Music has always had a significant impact on people and their culture for as long as history can remember. It has the mystical ability to grab people’s attention, twist their emotions, and give comfort to those in need in a way no human could ever imitate. How did music- the intangible concept of melodies and rhythms, harmonies and structures – become a vital, irreplaceable part of humanity, and how does music actually remedy people?
Back in 1939, 5 weeks after Britain declared war on Germany, all theatres and concert halls were forbidden to hold any form of show or performance, and any pieces of art in museums were taken away into storage. Life for the citizens in Britain was fearful and depressing, and it seemed as if hope was long lost for all. In this desperate and seemingly hopeless time, pianist Myra Hess hosted a series of low-cost chamber music concerts to comfort war-bound citizens and give them hope that eventually, their lives would return to normal again. This simple act raised the affection of many British citizens, and indeed provided them with hope and comfort throughout the hard times.
Myra Hess’s music comforted so many people because music has a significant impact on human emotion. Researchers at Stanford University have quoted that “listening to music seems to be able to change brain functioning to the same extent as medication.” It is hard to explain in detail how music does this, as it is merely an intangible concept of art that is hard to grasp scientifically. But music can be viewed as a language; a language of emotion that represents various feelings from immense depression to extreme happiness, which stimulates emotions like empathy, nostalgia, and sympathy. A slow beat makes us feel the emotion conveyed in it and makes us sympathise with it. A fast beat conveys the excitement contained in each note and rhythm. Like such, music stimulates our emotions and provides comfort, and conveys various emotions.

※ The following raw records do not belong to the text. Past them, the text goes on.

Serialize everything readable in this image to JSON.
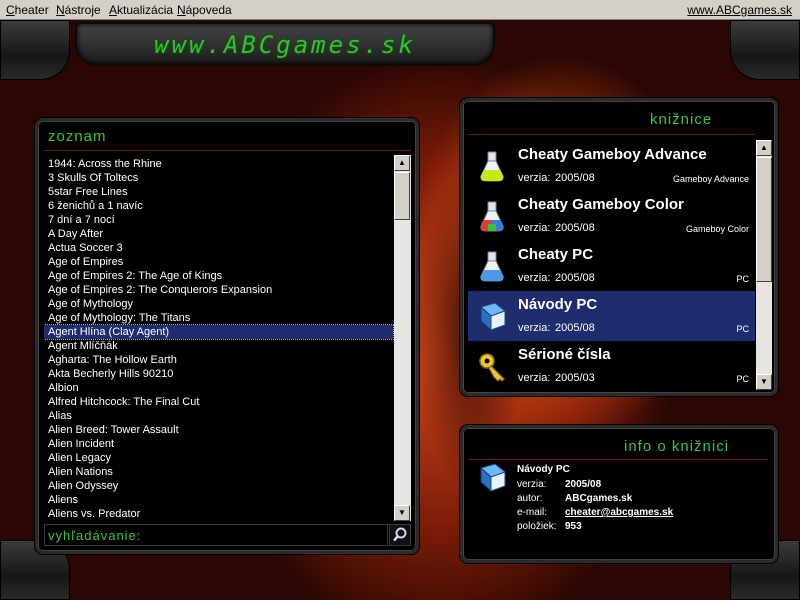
{
  "menu": {
    "items": [
      {
        "label": "Cheater"
      },
      {
        "label": "Nástroje"
      },
      {
        "label": "Aktualizácia"
      },
      {
        "label": "Nápoveda"
      }
    ],
    "site": "www.ABCgames.sk"
  },
  "header": {
    "logo_text": "www.ABCgames.sk"
  },
  "zoznam": {
    "title": "zoznam",
    "items": [
      "1944: Across the Rhine",
      "3 Skulls Of Toltecs",
      "5star Free Lines",
      "6 ženichů a 1 navíc",
      "7 dní a 7 nocí",
      "A Day After",
      "Actua Soccer 3",
      "Age of Empires",
      "Age of Empires 2: The Age of Kings",
      "Age of Empires 2: The Conquerors Expansion",
      "Age of Mythology",
      "Age of Mythology: The Titans",
      "Agent Hlína (Clay Agent)",
      "Agent Mlíčňák",
      "Agharta: The Hollow Earth",
      "Akta Becherly Hills 90210",
      "Albion",
      "Alfred Hitchcock: The Final Cut",
      "Alias",
      "Alien Breed: Tower Assault",
      "Alien Incident",
      "Alien Legacy",
      "Alien Nations",
      "Alien Odyssey",
      "Aliens",
      "Aliens vs. Predator"
    ],
    "selected_index": 12,
    "search_placeholder": "vyhľadávanie:"
  },
  "kniznice": {
    "title": "knižnice",
    "version_label": "verzia:",
    "items": [
      {
        "name": "Cheaty Gameboy Advance",
        "version": "2005/08",
        "platform": "Gameboy Advance",
        "icon": "flask-yellow-icon"
      },
      {
        "name": "Cheaty Gameboy Color",
        "version": "2005/08",
        "platform": "Gameboy Color",
        "icon": "flask-red-icon"
      },
      {
        "name": "Cheaty PC",
        "version": "2005/08",
        "platform": "PC",
        "icon": "flask-blue-icon"
      },
      {
        "name": "Návody PC",
        "version": "2005/08",
        "platform": "PC",
        "icon": "book-icon"
      },
      {
        "name": "Sérioné čísla",
        "version": "2005/03",
        "platform": "PC",
        "icon": "key-icon"
      }
    ],
    "selected_index": 3
  },
  "info": {
    "title": "info o knižnici",
    "name": "Návody PC",
    "labels": {
      "version": "verzia:",
      "author": "autor:",
      "email": "e-mail:",
      "count": "položiek:"
    },
    "version": "2005/08",
    "author": "ABCgames.sk",
    "email": "cheater@abcgames.sk",
    "count": "953"
  },
  "colors": {
    "accent_green": "#3cc73c",
    "selection": "#1f2c6e",
    "panel_bg": "#000000"
  }
}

Music can also act as a remedy for physical discomforts. Scientists say that music helps cure arthritis, improves the memory of patients with Altzheimers, and helps break the emotional wall of patients with autism. It also increases the number of anticancer cells and boosts immunity. Consequently, many doctors use music as a way to cure various diseases and to provide remedy to ill patients. Mickey Hart, the drummer of the rock band ‘Grateful Dead’, has proven that music can reverse the memory of a patient with Altzheimers, and increase the frequency of serum melatonin and help them fall asleep faster.
To prove his point, he referred to neurologist Oliver Sacks’ anecdote. In the human brain, there is a collection of nuclei called the ‘amygdala’. According to Sacks, the amygdala has an adjacent relationship to the emotions of humans, and thus also manages memories related to music, such as the memory of the first song you ever danced to, the song you listened to with a loved one, or the song you enjoyed the most in your youth. Therefore, unless the patient lacks the presence of an amygdala in their brain, music can stimulate lost memories and help the recovery of those suffering in both emotional and physical diseases.
Like such, music plays a vital role in human health, both physically and emotionally. If we were to trace back in history, Musical therapy has been carried out in ancient Egypt, Tibet, India, Athens, and Rome. Ancient Greek mathematician Pythagoras taught his students to control their emotions through music. As wisely put by a certain author, music is a medicine that does not need a prescription, and has no side effects. Next time, when your parents scold you for listening to too much music, tell them, with a straight face, that you are healing your inner emotions – although I do not take responsibility for what might happen next!
Chair of Sonitas